# Problem description:
Each entry below must appear in the answer exactly as written.

# Extracted information:
= = = = =

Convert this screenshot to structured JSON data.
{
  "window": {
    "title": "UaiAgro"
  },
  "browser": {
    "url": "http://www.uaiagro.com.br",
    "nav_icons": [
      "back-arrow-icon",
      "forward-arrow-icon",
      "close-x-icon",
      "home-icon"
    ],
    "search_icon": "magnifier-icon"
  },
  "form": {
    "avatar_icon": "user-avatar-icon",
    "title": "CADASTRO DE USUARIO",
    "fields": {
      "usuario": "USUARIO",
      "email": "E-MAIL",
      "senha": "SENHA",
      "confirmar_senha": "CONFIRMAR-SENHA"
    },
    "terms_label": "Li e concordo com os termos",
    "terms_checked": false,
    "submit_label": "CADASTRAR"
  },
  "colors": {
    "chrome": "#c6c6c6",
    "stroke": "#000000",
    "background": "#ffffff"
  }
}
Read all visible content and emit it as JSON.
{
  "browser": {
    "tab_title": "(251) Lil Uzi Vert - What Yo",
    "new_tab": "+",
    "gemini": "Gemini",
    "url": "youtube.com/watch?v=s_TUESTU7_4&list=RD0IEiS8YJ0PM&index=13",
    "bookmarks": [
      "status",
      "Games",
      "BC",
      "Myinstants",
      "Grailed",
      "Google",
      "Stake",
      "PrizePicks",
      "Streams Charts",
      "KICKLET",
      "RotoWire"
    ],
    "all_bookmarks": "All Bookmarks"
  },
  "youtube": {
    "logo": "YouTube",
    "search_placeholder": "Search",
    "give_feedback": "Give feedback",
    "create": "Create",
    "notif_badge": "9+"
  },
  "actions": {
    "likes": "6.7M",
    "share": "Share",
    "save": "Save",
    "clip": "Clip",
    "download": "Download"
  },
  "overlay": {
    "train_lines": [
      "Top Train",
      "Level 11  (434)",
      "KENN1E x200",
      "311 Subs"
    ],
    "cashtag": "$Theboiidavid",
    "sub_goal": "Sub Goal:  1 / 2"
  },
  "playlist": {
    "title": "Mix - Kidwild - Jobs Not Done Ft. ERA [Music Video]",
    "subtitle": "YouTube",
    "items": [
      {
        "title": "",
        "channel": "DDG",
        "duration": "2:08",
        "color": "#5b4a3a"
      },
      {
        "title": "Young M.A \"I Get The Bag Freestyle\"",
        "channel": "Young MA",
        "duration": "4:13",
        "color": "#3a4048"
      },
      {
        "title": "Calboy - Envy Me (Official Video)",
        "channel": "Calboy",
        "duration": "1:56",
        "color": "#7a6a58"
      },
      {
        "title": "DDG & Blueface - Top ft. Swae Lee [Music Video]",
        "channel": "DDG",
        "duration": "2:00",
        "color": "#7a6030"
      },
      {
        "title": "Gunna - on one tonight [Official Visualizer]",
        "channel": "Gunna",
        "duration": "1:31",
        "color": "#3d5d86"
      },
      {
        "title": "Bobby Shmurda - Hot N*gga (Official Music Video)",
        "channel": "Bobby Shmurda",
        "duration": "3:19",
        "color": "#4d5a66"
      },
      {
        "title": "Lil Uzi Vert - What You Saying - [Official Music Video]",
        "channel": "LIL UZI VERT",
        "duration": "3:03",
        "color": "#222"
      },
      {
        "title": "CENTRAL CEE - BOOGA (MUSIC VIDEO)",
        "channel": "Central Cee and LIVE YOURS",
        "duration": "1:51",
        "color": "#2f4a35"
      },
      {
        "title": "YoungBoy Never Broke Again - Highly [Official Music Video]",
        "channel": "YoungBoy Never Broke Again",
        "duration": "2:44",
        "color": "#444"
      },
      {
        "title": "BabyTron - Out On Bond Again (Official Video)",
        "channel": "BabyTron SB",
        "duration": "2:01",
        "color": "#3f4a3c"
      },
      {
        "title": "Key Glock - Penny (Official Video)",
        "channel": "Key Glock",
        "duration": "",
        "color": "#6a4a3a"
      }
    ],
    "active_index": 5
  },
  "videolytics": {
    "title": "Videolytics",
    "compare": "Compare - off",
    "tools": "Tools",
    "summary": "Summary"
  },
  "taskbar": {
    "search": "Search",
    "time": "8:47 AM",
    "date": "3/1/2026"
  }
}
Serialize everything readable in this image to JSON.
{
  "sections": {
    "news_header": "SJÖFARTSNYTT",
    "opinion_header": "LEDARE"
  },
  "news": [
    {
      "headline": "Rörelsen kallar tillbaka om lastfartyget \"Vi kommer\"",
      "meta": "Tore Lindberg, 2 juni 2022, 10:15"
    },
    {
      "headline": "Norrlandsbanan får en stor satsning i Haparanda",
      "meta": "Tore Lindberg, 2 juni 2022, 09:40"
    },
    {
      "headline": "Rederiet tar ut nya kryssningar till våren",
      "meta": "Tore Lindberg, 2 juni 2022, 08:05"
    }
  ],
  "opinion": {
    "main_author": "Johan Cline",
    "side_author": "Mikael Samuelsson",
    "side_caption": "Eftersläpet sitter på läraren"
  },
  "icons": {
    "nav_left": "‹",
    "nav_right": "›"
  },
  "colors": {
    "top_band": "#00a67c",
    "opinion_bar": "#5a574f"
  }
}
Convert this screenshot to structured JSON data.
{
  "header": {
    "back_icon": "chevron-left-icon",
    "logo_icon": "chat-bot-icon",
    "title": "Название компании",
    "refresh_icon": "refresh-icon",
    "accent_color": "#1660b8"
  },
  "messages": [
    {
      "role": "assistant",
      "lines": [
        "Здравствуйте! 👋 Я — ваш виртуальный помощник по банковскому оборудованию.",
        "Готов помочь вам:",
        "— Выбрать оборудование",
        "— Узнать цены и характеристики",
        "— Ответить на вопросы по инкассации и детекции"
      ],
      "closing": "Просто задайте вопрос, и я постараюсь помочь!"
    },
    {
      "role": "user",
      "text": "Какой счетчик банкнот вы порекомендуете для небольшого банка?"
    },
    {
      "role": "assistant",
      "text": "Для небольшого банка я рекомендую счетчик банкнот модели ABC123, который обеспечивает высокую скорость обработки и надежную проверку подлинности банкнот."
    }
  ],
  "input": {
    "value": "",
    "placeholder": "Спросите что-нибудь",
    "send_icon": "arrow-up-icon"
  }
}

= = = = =

# Response area:
Convert this screenshot to structured JSON data.
{
  "window": {
    "title": "UaiAgro"
  },
  "browser": {
    "url": "http://www.uaiagro.com.br",
    "nav_icons": [
      "back-arrow-icon",
      "forward-arrow-icon",
      "close-x-icon",
      "home-icon"
    ],
    "search_icon": "magnifier-icon"
  },
  "form": {
    "avatar_icon": "user-avatar-icon",
    "title": "CADASTRO DE USUARIO",
    "fields": {
      "usuario": "USUARIO",
      "email": "E-MAIL",
      "senha": "SENHA",
      "confirmar_senha": "CONFIRMAR-SENHA"
    },
    "terms_label": "Li e concordo com os termos",
    "terms_checked": false,
    "submit_label": "CADASTRAR"
  },
  "colors": {
    "chrome": "#c6c6c6",
    "stroke": "#000000",
    "background": "#ffffff"
  }
}
Read all visible content and emit it as JSON.
{
  "browser": {
    "tab_title": "(251) Lil Uzi Vert - What Yo",
    "new_tab": "+",
    "gemini": "Gemini",
    "url": "youtube.com/watch?v=s_TUESTU7_4&list=RD0IEiS8YJ0PM&index=13",
    "bookmarks": [
      "status",
      "Games",
      "BC",
      "Myinstants",
      "Grailed",
      "Google",
      "Stake",
      "PrizePicks",
      "Streams Charts",
      "KICKLET",
      "RotoWire"
    ],
    "all_bookmarks": "All Bookmarks"
  },
  "youtube": {
    "logo": "YouTube",
    "search_placeholder": "Search",
    "give_feedback": "Give feedback",
    "create": "Create",
    "notif_badge": "9+"
  },
  "actions": {
    "likes": "6.7M",
    "share": "Share",
    "save": "Save",
    "clip": "Clip",
    "download": "Download"
  },
  "overlay": {
    "train_lines": [
      "Top Train",
      "Level 11  (434)",
      "KENN1E x200",
      "311 Subs"
    ],
    "cashtag": "$Theboiidavid",
    "sub_goal": "Sub Goal:  1 / 2"
  },
  "playlist": {
    "title": "Mix - Kidwild - Jobs Not Done Ft. ERA [Music Video]",
    "subtitle": "YouTube",
    "items": [
      {
        "title": "",
        "channel": "DDG",
        "duration": "2:08",
        "color": "#5b4a3a"
      },
      {
        "title": "Young M.A \"I Get The Bag Freestyle\"",
        "channel": "Young MA",
        "duration": "4:13",
        "color": "#3a4048"
      },
      {
        "title": "Calboy - Envy Me (Official Video)",
        "channel": "Calboy",
        "duration": "1:56",
        "color": "#7a6a58"
      },
      {
        "title": "DDG & Blueface - Top ft. Swae Lee [Music Video]",
        "channel": "DDG",
        "duration": "2:00",
        "color": "#7a6030"
      },
      {
        "title": "Gunna - on one tonight [Official Visualizer]",
        "channel": "Gunna",
        "duration": "1:31",
        "color": "#3d5d86"
      },
      {
        "title": "Bobby Shmurda - Hot N*gga (Official Music Video)",
        "channel": "Bobby Shmurda",
        "duration": "3:19",
        "color": "#4d5a66"
      },
      {
        "title": "Lil Uzi Vert - What You Saying - [Official Music Video]",
        "channel": "LIL UZI VERT",
        "duration": "3:03",
        "color": "#222"
      },
      {
        "title": "CENTRAL CEE - BOOGA (MUSIC VIDEO)",
        "channel": "Central Cee and LIVE YOURS",
        "duration": "1:51",
        "color": "#2f4a35"
      },
      {
        "title": "YoungBoy Never Broke Again - Highly [Official Music Video]",
        "channel": "YoungBoy Never Broke Again",
        "duration": "2:44",
        "color": "#444"
      },
      {
        "title": "BabyTron - Out On Bond Again (Official Video)",
        "channel": "BabyTron SB",
        "duration": "2:01",
        "color": "#3f4a3c"
      },
      {
        "title": "Key Glock - Penny (Official Video)",
        "channel": "Key Glock",
        "duration": "",
        "color": "#6a4a3a"
      }
    ],
    "active_index": 5
  },
  "videolytics": {
    "title": "Videolytics",
    "compare": "Compare - off",
    "tools": "Tools",
    "summary": "Summary"
  },
  "taskbar": {
    "search": "Search",
    "time": "8:47 AM",
    "date": "3/1/2026"
  }
}
Serialize everything readable in this image to JSON.
{
  "sections": {
    "news_header": "SJÖFARTSNYTT",
    "opinion_header": "LEDARE"
  },
  "news": [
    {
      "headline": "Rörelsen kallar tillbaka om lastfartyget \"Vi kommer\"",
      "meta": "Tore Lindberg, 2 juni 2022, 10:15"
    },
    {
      "headline": "Norrlandsbanan får en stor satsning i Haparanda",
      "meta": "Tore Lindberg, 2 juni 2022, 09:40"
    },
    {
      "headline": "Rederiet tar ut nya kryssningar till våren",
      "meta": "Tore Lindberg, 2 juni 2022, 08:05"
    }
  ],
  "opinion": {
    "main_author": "Johan Cline",
    "side_author": "Mikael Samuelsson",
    "side_caption": "Eftersläpet sitter på läraren"
  },
  "icons": {
    "nav_left": "‹",
    "nav_right": "›"
  },
  "colors": {
    "top_band": "#00a67c",
    "opinion_bar": "#5a574f"
  }
}
Convert this screenshot to structured JSON data.
{
  "header": {
    "back_icon": "chevron-left-icon",
    "logo_icon": "chat-bot-icon",
    "title": "Название компании",
    "refresh_icon": "refresh-icon",
    "accent_color": "#1660b8"
  },
  "messages": [
    {
      "role": "assistant",
      "lines": [
        "Здравствуйте! 👋 Я — ваш виртуальный помощник по банковскому оборудованию.",
        "Готов помочь вам:",
        "— Выбрать оборудование",
        "— Узнать цены и характеристики",
        "— Ответить на вопросы по инкассации и детекции"
      ],
      "closing": "Просто задайте вопрос, и я постараюсь помочь!"
    },
    {
      "role": "user",
      "text": "Какой счетчик банкнот вы порекомендуете для небольшого банка?"
    },
    {
      "role": "assistant",
      "text": "Для небольшого банка я рекомендую счетчик банкнот модели ABC123, который обеспечивает высокую скорость обработки и надежную проверку подлинности банкнот."
    }
  ],
  "input": {
    "value": "",
    "placeholder": "Спросите что-нибудь",
    "send_icon": "arrow-up-icon"
  }
}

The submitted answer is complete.